Aside from his scholarship and analysis, for which he received the highest peer praise, Stewart was also noted for a literary element to his writing style. One distinguished Irish historian compared his writing to that of the novelist F Scott Fitzgerald, remarking that “very little history is sent into the world so subtle, so spare, so sinewy as to face a comparison like this without flinching”. The Ulster Crisis was saluted by many readers as having the excitement of a political thriller.  

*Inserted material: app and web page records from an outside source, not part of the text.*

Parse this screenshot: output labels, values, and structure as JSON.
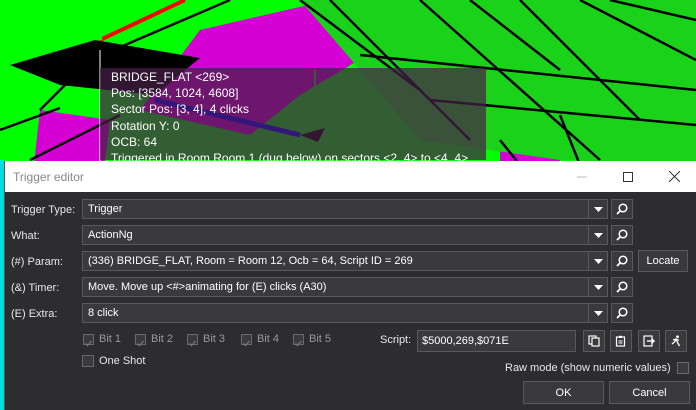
{
  "viewport": {
    "info_lines": [
      "BRIDGE_FLAT <269>",
      "Pos: [3584, 1024, 4608]",
      "Sector Pos: [3, 4], 4 clicks",
      "Rotation Y: 0",
      "OCB: 64",
      "Triggered in Room Room 1 (dug below) on sectors <2, 4> to <4, 4>"
    ]
  },
  "dialog": {
    "title": "Trigger editor",
    "rows": [
      {
        "label": "Trigger Type:",
        "value": "Trigger"
      },
      {
        "label": "What:",
        "value": "ActionNg"
      },
      {
        "label": "(#) Param:",
        "value": "(336) BRIDGE_FLAT, Room = Room 12, Ocb = 64, Script ID = 269"
      },
      {
        "label": "(&) Timer:",
        "value": "Move. Move up <#>animating for (E) clicks (A30)"
      },
      {
        "label": "(E) Extra:",
        "value": "8 click"
      }
    ],
    "locate_label": "Locate",
    "bits": [
      "Bit 1",
      "Bit 2",
      "Bit 3",
      "Bit 4",
      "Bit 5"
    ],
    "script_label": "Script:",
    "script_value": "$5000,269,$071E",
    "one_shot_label": "One Shot",
    "raw_mode_label": "Raw mode (show numeric values)",
    "ok_label": "OK",
    "cancel_label": "Cancel"
  }
}
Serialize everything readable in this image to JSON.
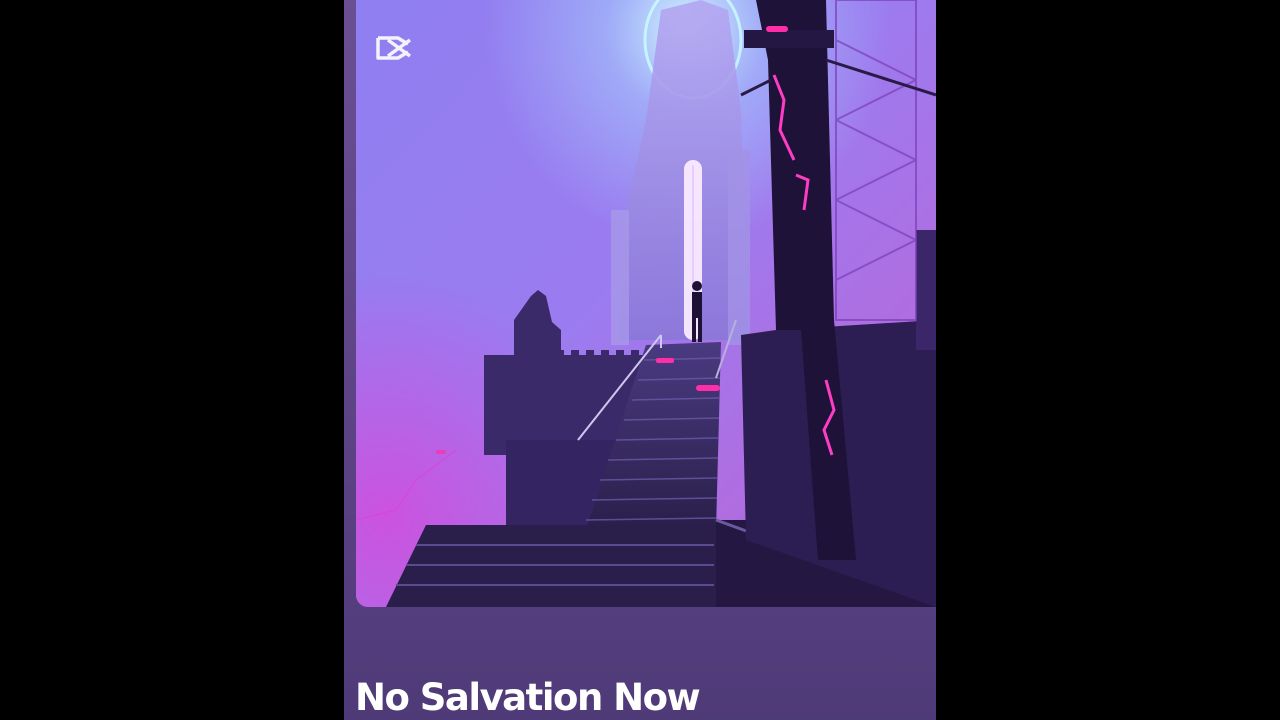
{
  "video": {
    "title": "No Salvation Now",
    "watermark_icon": "capcut-logo-icon"
  },
  "artwork": {
    "subject": "lone figure climbing stairs toward a gothic tower in neon purple fog",
    "colors": {
      "fog_top": "#8a7ae8",
      "fog_mid": "#a070e6",
      "neon_pink": "#ff2ea8",
      "glow_cyan": "#9ff6ff",
      "shadow": "#2a1a48",
      "card_bg": "#5a4182"
    }
  }
}
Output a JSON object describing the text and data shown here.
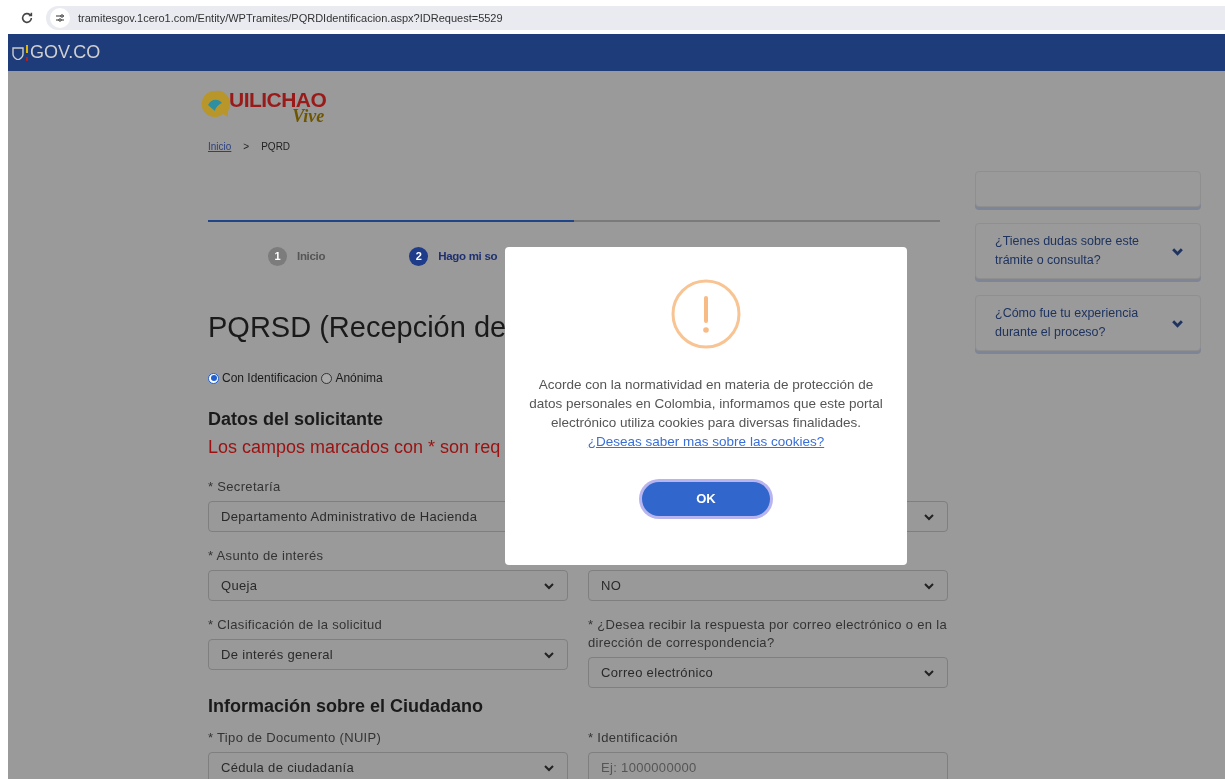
{
  "browser": {
    "url": "tramitesgov.1cero1.com/Entity/WPTramites/PQRDIdentificacion.aspx?IDRequest=5529"
  },
  "gov_bar": {
    "brand": "GOV.CO"
  },
  "logo": {
    "text": "UILICHAO",
    "script": "Vive"
  },
  "breadcrumb": [
    {
      "label": "Inicio",
      "link": true
    },
    {
      "label": ">",
      "link": false
    },
    {
      "label": "PQRD",
      "link": false
    }
  ],
  "progress": {
    "level": 0.5
  },
  "steps": [
    {
      "number": "1",
      "label": "Inicio",
      "selected": false
    },
    {
      "number": "2",
      "label": "Hago mi so",
      "selected": true
    }
  ],
  "title": "PQRSD (Recepción de",
  "identity_options": [
    {
      "label": "Con Identificacion",
      "selected": true
    },
    {
      "label": "Anónima",
      "selected": false
    }
  ],
  "section_heading": "Datos del solicitante",
  "required_note": "Los campos marcados con * son req",
  "rows": [
    [
      {
        "kind": "select",
        "label": "* Secretaría",
        "value": "Departamento Administrativo de Hacienda"
      },
      {
        "kind": "select"
      }
    ],
    [
      {
        "kind": "select",
        "label": "* Asunto de interés",
        "value": "Queja"
      },
      {
        "kind": "select",
        "value": "NO"
      }
    ],
    [
      {
        "kind": "select",
        "label": "* Clasificación de la solicitud",
        "value": "De interés general"
      },
      {
        "kind": "select",
        "label": "* ¿Desea recibir la respuesta por correo electrónico o en la dirección de correspondencia?",
        "value": "Correo electrónico"
      }
    ]
  ],
  "section_heading_2": "Información sobre el Ciudadano",
  "rows_2": [
    [
      {
        "kind": "select",
        "label": "* Tipo de Documento (NUIP)",
        "value": "Cédula de ciudadanía"
      },
      {
        "kind": "input",
        "label": "* Identificación",
        "placeholder": "Ej: 1000000000"
      }
    ]
  ],
  "sidebar": [
    {
      "kind": "blank"
    },
    {
      "kind": "accordion",
      "label": "¿Tienes dudas sobre este trámite o consulta?",
      "expanded": false
    },
    {
      "kind": "accordion",
      "label": "¿Cómo fue tu experiencia durante el proceso?",
      "expanded": false
    }
  ],
  "modal": {
    "message": "Acorde con la normatividad en materia de protección de datos personales en Colombia, informamos que este portal electrónico utiliza cookies para diversas finalidades.",
    "link": "¿Deseas saber mas sobre las cookies?",
    "button": "OK"
  }
}
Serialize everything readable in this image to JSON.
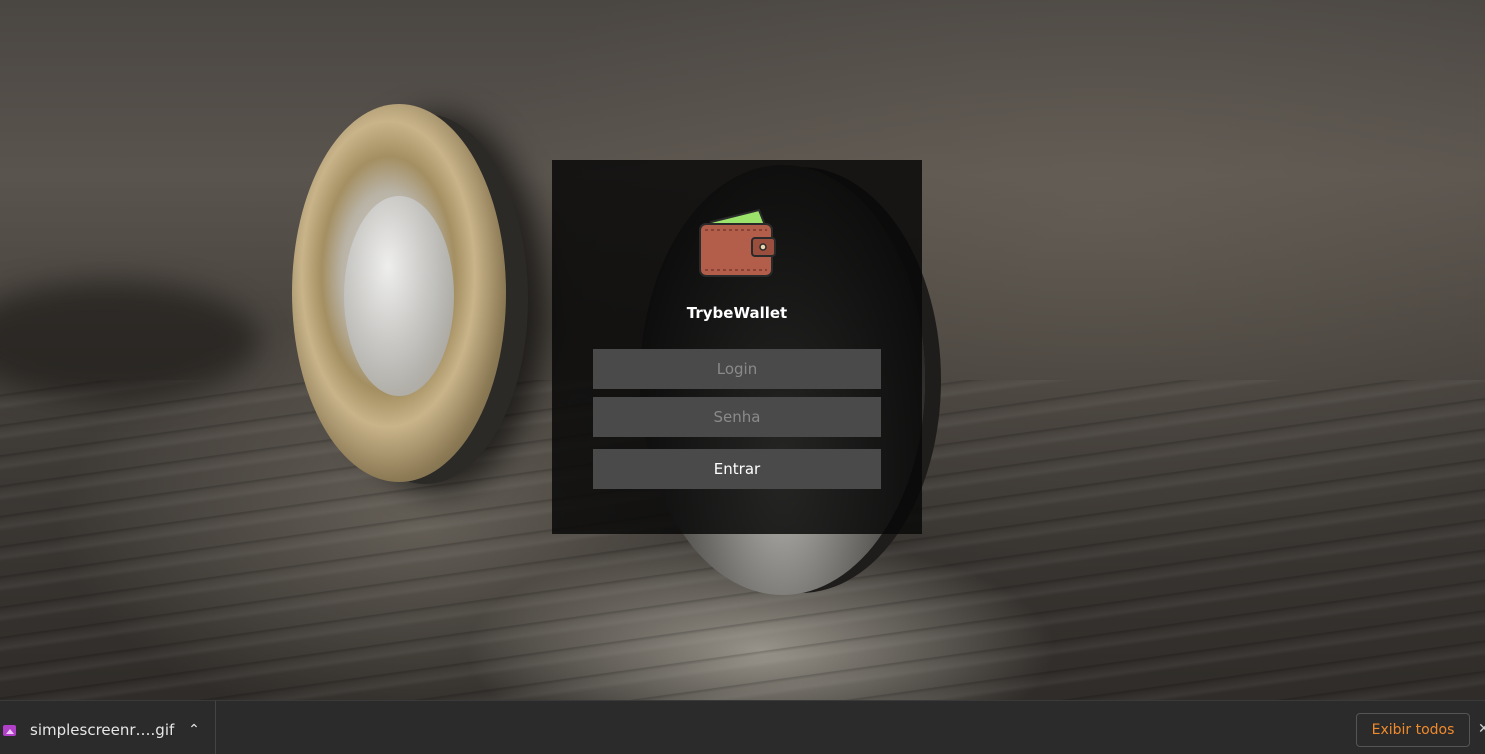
{
  "app": {
    "title": "TrybeWallet",
    "logo_icon": "wallet-icon"
  },
  "login_form": {
    "email_placeholder": "Login",
    "password_placeholder": "Senha",
    "submit_label": "Entrar"
  },
  "download_bar": {
    "file_name": "simplescreenr….gif",
    "file_icon": "image-file-icon",
    "menu_icon": "chevron-up-icon",
    "show_all_label": "Exibir todos",
    "close_icon": "close-icon"
  },
  "colors": {
    "card_background": "#080808",
    "field_background": "#4a4a4a",
    "wallet_body": "#b35e4b",
    "wallet_note": "#9be36b",
    "accent_orange": "#f08a2c",
    "download_bar": "#2b2b2b"
  }
}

Stewart was highly regarded personally as well as professionally. He was, according to the title of an article about him, “A scholar and a gentleman”; a fellow academic, Arthur Aughey wrote of this: “That expression is often used ironically. In this case there was no hint of irony.” He was “a reserved man...he disliked polemic in principle”. Other publications included books such as A Deeper Silence (1993 – in it he examines the origins of the United Irishmen), a biography of Edward Carson, as well as numerous articles, book reviews, radio and television scripts, and he was a contributor to the Oxford Dictionary of National Biography.



Born: 8 July 1929
Died: 17 December 2010
Richard Froggatt
Bibliography:
Sabine Wichert: From the United Irishmen to Twentieth Century Unionism: A Festschrift for ATQ Stewart (Four Courts Press, Dublin, 2004 – this contains a list of his major publications); The Times, 3.1.2011; The Irish Times, 11.1.2011; Daily Telegraph, 9.1.2011; The Independent, 3.2.2011; Belfast Telegraph, 24.12.2010